## The input

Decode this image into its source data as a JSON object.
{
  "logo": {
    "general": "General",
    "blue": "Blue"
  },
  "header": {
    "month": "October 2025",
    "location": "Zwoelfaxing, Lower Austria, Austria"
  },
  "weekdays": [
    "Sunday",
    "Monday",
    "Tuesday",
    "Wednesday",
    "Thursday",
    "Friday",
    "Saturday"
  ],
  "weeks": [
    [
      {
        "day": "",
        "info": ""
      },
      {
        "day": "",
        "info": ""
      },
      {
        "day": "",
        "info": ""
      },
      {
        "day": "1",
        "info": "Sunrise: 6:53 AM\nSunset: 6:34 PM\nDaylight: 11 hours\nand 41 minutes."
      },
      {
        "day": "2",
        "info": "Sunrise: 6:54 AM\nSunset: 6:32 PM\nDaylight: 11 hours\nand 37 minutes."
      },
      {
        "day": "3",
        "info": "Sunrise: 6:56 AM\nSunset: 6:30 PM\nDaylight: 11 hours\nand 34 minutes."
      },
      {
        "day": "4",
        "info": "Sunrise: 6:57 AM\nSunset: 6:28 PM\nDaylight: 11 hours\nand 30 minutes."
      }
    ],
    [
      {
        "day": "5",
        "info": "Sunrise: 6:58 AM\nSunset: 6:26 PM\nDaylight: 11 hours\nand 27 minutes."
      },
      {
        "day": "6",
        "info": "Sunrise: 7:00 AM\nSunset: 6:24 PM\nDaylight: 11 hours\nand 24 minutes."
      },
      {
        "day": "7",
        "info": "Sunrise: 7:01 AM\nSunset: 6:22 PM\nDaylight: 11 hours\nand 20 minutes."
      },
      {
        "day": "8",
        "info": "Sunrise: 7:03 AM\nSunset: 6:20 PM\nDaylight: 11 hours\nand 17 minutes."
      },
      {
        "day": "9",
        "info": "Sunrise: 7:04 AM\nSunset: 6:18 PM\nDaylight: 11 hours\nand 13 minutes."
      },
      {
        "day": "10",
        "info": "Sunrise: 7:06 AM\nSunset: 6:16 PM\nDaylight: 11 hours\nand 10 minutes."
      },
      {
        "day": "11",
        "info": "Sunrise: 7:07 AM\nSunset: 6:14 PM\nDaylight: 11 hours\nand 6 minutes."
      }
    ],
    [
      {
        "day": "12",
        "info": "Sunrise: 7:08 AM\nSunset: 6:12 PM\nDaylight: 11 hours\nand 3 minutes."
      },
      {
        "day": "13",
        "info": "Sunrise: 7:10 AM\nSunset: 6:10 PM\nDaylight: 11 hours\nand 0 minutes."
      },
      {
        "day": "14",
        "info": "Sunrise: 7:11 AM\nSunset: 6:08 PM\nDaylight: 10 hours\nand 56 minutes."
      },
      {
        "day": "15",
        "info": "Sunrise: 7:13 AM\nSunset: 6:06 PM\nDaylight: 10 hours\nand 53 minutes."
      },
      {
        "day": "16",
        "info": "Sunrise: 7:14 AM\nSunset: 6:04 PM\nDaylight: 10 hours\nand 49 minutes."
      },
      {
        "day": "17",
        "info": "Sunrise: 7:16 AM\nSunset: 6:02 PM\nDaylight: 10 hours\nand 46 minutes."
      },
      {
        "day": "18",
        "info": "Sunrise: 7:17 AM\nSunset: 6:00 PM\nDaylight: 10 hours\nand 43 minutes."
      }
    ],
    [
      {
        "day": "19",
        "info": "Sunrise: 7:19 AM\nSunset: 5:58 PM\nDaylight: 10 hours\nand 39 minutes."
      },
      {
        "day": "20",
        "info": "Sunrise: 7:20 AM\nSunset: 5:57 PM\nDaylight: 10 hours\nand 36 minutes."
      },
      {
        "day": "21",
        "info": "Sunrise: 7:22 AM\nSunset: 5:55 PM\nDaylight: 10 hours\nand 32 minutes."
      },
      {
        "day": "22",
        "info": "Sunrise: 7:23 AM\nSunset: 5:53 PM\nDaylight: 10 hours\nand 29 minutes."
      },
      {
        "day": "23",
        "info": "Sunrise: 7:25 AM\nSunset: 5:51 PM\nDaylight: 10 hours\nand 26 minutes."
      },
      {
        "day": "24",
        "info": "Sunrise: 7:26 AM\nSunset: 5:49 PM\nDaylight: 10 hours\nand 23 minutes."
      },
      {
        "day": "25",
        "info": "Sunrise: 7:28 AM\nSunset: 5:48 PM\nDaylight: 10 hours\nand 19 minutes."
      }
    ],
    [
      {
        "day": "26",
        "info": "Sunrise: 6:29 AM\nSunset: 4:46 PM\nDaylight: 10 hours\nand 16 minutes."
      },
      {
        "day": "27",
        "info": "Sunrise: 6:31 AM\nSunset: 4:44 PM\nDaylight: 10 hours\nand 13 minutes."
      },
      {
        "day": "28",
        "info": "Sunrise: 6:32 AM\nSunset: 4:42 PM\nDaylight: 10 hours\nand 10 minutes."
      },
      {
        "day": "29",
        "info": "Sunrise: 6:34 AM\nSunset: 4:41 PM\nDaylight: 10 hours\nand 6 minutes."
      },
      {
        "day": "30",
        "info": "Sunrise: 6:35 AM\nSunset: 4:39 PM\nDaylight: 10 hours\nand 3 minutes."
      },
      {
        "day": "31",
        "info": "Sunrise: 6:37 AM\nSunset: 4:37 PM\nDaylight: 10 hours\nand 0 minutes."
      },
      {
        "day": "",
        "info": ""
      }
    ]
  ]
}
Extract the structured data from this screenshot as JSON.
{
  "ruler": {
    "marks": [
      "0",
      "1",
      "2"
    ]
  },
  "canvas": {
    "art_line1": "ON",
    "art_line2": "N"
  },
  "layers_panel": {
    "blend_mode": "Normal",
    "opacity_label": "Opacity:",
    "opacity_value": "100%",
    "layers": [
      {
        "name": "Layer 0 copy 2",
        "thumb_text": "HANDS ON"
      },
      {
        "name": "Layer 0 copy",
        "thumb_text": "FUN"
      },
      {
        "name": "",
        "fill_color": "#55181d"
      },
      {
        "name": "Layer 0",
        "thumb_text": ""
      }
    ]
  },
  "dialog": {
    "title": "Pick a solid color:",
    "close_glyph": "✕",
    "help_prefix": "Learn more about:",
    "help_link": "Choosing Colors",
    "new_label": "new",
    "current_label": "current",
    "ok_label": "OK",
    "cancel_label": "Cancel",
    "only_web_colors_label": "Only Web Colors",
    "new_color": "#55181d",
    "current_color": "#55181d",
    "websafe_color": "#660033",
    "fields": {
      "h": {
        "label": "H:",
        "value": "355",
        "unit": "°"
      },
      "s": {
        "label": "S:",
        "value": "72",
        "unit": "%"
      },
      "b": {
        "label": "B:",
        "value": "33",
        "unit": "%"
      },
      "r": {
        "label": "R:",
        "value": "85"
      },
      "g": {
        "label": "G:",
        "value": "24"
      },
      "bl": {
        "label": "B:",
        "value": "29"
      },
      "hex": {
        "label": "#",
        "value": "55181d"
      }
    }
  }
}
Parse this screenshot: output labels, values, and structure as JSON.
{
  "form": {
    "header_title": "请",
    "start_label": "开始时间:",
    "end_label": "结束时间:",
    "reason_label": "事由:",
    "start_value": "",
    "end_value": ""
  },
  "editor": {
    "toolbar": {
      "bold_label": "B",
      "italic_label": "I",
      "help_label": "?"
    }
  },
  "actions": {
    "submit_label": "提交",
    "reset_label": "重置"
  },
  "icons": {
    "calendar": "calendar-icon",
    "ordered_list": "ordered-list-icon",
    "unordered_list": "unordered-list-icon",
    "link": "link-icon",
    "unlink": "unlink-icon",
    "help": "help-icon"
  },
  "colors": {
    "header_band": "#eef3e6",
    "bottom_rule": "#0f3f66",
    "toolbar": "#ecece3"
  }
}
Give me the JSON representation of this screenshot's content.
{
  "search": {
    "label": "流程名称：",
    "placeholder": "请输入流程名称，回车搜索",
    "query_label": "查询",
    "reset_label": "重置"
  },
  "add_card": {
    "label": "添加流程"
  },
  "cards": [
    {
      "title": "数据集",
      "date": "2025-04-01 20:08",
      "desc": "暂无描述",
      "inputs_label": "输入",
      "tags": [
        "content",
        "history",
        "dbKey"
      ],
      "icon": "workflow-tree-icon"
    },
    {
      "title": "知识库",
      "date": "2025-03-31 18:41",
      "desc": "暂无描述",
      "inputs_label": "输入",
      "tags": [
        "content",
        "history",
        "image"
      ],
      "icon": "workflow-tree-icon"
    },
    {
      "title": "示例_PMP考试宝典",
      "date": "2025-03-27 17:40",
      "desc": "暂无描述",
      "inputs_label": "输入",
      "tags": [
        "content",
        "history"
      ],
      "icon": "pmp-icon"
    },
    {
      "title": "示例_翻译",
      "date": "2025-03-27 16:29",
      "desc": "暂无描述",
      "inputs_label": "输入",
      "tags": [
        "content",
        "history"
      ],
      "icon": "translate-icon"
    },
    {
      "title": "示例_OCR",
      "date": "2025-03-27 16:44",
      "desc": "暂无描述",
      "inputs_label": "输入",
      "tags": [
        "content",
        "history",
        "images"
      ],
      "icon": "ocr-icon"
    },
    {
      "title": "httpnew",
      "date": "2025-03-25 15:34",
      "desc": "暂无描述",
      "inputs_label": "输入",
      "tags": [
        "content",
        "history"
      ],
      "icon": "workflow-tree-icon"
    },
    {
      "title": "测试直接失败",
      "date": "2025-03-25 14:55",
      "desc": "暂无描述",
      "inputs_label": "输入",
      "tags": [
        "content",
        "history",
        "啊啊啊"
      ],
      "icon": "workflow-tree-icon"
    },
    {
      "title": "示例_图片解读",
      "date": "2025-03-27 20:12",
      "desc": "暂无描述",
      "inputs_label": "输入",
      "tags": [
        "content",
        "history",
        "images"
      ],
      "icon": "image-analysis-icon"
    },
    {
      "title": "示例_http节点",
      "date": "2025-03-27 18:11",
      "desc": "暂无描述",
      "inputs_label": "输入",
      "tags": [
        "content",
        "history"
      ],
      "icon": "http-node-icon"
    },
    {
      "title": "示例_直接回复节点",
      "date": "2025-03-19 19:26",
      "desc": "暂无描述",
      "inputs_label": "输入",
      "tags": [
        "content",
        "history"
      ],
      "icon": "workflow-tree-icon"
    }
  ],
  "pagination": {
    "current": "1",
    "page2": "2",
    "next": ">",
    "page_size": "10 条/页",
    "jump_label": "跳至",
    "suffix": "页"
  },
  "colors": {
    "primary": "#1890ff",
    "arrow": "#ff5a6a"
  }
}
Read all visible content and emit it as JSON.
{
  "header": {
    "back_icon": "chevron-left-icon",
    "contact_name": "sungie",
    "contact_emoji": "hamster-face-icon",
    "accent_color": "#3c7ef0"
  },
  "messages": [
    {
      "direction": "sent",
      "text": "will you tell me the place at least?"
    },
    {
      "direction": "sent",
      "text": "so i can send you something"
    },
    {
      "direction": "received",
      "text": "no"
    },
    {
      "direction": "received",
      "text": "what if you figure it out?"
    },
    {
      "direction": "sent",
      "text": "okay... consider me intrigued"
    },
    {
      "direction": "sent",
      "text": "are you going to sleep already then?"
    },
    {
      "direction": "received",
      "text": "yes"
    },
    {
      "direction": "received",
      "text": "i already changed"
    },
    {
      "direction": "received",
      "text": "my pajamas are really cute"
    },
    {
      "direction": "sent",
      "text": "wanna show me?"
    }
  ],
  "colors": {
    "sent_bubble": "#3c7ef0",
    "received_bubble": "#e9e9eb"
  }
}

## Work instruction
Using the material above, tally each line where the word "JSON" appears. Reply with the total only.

## Solution below
5